WHAT YOU SHOULD DO
From the listing below, select every line where the word "meta" appears.

RECORDS PROVIDED
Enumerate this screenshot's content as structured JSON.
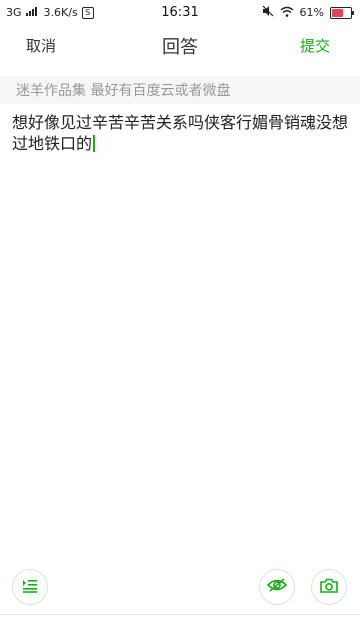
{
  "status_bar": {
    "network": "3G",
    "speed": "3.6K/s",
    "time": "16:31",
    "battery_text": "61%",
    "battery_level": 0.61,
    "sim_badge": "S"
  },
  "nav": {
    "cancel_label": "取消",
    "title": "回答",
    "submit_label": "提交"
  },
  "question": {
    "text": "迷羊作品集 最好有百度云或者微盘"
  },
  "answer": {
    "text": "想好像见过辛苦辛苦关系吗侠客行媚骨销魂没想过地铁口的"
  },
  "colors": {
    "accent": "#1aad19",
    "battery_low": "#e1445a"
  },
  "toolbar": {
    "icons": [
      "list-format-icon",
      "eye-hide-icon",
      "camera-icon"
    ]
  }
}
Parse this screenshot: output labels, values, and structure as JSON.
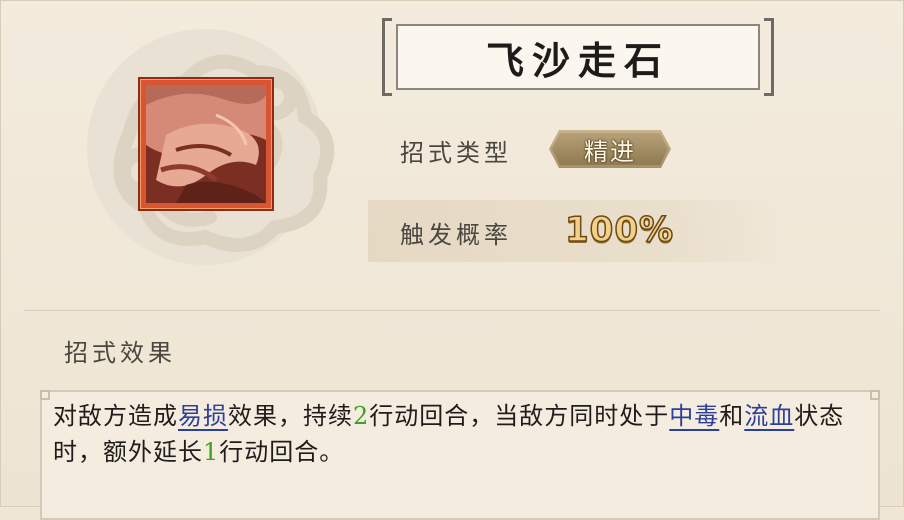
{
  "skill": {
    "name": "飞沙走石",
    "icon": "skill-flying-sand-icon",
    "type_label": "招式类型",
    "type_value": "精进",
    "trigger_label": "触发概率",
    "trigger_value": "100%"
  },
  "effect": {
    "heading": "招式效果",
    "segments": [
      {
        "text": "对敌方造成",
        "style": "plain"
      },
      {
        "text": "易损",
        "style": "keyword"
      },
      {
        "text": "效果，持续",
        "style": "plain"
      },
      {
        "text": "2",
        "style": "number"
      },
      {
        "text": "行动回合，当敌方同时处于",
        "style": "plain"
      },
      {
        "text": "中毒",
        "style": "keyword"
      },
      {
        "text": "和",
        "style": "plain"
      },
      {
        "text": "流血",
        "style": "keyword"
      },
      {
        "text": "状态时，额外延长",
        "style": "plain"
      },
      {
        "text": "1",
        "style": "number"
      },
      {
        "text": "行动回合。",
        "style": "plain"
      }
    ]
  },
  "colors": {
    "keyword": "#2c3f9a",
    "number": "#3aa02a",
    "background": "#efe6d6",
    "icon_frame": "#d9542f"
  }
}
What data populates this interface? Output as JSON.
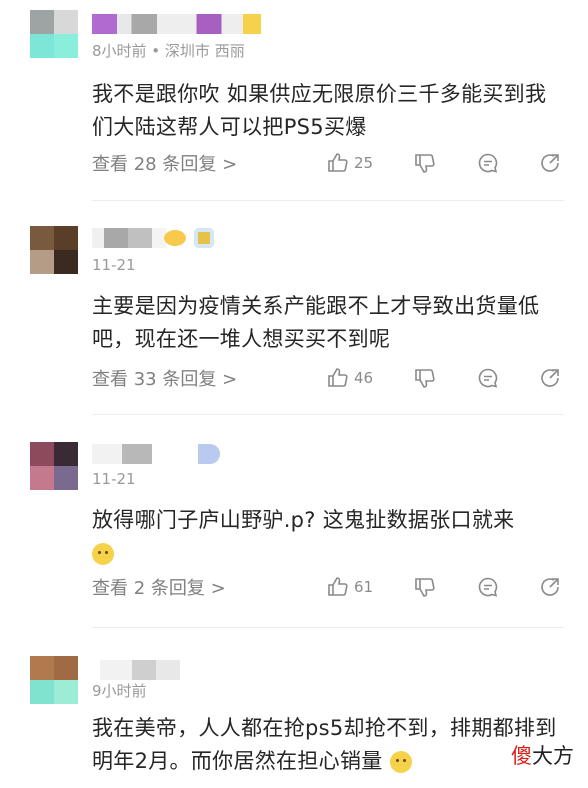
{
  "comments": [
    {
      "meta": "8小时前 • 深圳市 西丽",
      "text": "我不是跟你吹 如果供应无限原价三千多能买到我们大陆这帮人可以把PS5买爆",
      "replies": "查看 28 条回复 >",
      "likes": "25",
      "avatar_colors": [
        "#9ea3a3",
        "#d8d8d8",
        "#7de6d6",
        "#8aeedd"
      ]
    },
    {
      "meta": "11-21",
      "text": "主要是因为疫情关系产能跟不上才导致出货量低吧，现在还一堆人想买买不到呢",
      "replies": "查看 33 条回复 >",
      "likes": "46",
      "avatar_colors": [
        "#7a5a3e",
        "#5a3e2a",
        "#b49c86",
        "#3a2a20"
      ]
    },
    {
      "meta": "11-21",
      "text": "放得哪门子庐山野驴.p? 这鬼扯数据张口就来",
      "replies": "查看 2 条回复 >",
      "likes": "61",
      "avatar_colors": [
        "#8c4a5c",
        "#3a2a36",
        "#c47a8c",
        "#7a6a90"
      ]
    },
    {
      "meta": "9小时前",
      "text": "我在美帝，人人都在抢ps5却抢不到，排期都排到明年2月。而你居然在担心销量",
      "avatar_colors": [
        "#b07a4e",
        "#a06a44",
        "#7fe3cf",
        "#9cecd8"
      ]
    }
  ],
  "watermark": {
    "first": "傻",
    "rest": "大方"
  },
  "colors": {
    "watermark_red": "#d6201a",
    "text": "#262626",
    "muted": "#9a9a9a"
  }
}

SOLUTION TO THIS TASK
      "meta": "8小时前 • 深圳市 西丽",
      "meta": "11-21",
      "meta": "11-21",
      "meta": "9小时前",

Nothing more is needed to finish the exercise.